Parts one through three treat each language in turn. Each begins with an introduction to the language (the chapter "Spoken Chinese" touches on the diversity of Chinese "dialects" but then restricts itself to Mandarin, as does the rest of the book). Then there are multiple chapters on the writing system: for Chinese on the characters and their history, and on their representation of meaning and sound; for Korean, on Hancha (Chinese characters as used in Korean) and on Han'gul, the Korean alpha-syllabary; and for Japanese on Kanji, Kana, and Romaji. Each part looks at how schooling works and how children learn to read; and there are background chapters on the history of education and literacy. There are also chapters discussing reform attempts and the merits of logographic characters, which I discuss below.
Insup Taylor's speciality is psycholinguistics and that is the focus of the "common issues" treated in part four. The chapters here look at the use of eye-movements and brain-imaging to study reading, the performance of East Asian students on international tests and attempts to explain comparative educational success, and the psychological differences between logographic characters and phonetic scripts.
Taylor draws on a wide range of sources: scientific studies, more informal material (surveys, polls, and suchlike), and even some purely anecdotal evidence. ("By paying attention mostly to Kanji ... I seem to read a Japanese book faster than an English book, even though I am far more practised in reading English than Japanese.") There's no evaluation of the relative strength of different results.
Most obviously, the evaluation of the merits of Hanzi/Hancha/Kanji (Chinese characters) seems far from balanced. For Chinese there's a brief section "Keep or abandon characters?" which frames the problem and then rhapsodizes on the "suitability and advantages of Hanzi". And there are whole chapters "Why should Hancha be kept?" (following an earlier discussion "Misguided attempts to abolish Hancha") and "Why keep Kanji?", which again are almost entirely apologetic. But why are these chapters necessary at all? Taylor never clearly articulates the problems with characters or the criticisms that have been articulated against them — and she focuses almost entirely on reading, whereas the major problems both for learners and adults arise with writing. Taylor takes the opposite stance here to someone like William Hannas (Asia's Orthographic Dilemma), who interestingly isn't cited at all.
Taylor's recommendations are mostly not unreasonable, but keeping Hanzi and Kanji is surely a practical compromise, not "the best of all possible worlds, why change it?" that she seems to suggest. And with Hancha she gives a nice description of how rapidly their use declined in Korea (in newspapers, they now appear only rarely even in headlines) and of how effectively Han'gul works and how easy it is to learn, but then appeals for research to determine "what proportion of graphs in text - 20, 30, 40% - should be Hancha for effective and comfortable reading"!
Taylor also seems remarkably accepting of the status quo in other areas.
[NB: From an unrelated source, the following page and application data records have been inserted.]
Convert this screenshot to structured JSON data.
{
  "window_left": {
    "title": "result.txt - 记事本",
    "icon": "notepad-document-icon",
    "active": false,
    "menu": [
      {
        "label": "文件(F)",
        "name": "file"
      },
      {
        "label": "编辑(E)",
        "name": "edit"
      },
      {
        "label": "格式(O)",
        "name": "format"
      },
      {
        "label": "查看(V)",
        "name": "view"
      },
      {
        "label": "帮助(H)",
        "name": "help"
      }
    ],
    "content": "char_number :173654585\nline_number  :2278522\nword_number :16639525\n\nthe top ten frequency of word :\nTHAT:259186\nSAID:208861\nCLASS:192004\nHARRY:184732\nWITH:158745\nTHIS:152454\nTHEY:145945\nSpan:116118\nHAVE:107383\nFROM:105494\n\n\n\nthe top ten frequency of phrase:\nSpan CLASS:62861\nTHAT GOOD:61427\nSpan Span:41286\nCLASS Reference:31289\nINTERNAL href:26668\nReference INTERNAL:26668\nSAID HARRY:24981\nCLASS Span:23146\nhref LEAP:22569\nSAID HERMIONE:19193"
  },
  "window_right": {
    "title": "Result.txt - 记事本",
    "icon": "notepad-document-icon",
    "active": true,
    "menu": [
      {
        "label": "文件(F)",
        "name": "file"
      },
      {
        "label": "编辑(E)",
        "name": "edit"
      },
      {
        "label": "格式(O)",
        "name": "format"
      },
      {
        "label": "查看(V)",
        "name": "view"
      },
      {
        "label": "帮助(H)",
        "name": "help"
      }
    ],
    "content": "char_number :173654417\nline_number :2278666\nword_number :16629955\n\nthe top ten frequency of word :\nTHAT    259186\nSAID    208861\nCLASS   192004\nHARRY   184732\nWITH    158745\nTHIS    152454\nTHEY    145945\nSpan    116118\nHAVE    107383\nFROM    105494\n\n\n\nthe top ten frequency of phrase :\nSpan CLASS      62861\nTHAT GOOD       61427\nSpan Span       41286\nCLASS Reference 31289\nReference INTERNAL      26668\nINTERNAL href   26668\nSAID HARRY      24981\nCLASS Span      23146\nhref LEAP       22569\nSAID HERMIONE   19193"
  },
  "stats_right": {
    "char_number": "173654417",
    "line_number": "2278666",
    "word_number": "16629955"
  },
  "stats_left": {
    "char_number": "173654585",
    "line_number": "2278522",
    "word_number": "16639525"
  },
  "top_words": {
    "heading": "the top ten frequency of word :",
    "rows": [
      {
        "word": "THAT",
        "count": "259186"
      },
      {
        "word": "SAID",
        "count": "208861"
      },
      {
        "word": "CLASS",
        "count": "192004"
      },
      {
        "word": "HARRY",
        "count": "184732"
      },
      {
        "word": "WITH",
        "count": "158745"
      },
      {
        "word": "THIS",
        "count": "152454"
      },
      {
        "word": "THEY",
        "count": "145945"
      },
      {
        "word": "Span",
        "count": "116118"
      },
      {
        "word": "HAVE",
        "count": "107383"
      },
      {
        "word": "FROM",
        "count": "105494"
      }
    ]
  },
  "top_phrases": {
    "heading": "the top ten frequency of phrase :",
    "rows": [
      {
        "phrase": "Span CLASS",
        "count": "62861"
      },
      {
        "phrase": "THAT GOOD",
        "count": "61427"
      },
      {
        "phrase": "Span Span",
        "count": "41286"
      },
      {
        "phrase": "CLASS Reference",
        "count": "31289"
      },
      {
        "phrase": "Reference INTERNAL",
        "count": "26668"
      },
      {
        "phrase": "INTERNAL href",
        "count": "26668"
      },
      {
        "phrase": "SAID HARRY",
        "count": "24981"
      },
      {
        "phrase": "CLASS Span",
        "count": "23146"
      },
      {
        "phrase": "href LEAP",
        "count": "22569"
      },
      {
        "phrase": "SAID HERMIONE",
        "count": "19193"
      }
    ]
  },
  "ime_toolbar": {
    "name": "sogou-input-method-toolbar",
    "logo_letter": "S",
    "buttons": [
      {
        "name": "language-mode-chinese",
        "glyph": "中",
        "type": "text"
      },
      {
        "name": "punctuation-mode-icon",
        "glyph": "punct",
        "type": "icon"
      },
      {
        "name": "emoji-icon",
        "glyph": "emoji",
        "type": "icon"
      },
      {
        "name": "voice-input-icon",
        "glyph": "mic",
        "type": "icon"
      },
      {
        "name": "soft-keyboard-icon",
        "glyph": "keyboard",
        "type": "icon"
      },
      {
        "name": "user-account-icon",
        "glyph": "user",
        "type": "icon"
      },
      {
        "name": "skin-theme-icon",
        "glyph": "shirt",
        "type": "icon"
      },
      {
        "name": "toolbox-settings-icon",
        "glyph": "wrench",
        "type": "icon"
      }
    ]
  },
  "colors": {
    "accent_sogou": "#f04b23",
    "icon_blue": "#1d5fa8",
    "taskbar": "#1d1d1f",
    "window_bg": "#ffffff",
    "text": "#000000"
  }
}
With the Japanese educational system, for example, she passes over possible problems with large classes by referencing a single study showing that they can work better than smaller ones, and she presents it as entirely positive that all students study the same national syllabus and that teachers stick to it closely.
These concerns aside, I really enjoyed Writing and Literacy. It contains some fascinating material, including much that was new to me, and I read it right through, though it would also be fun to browse in.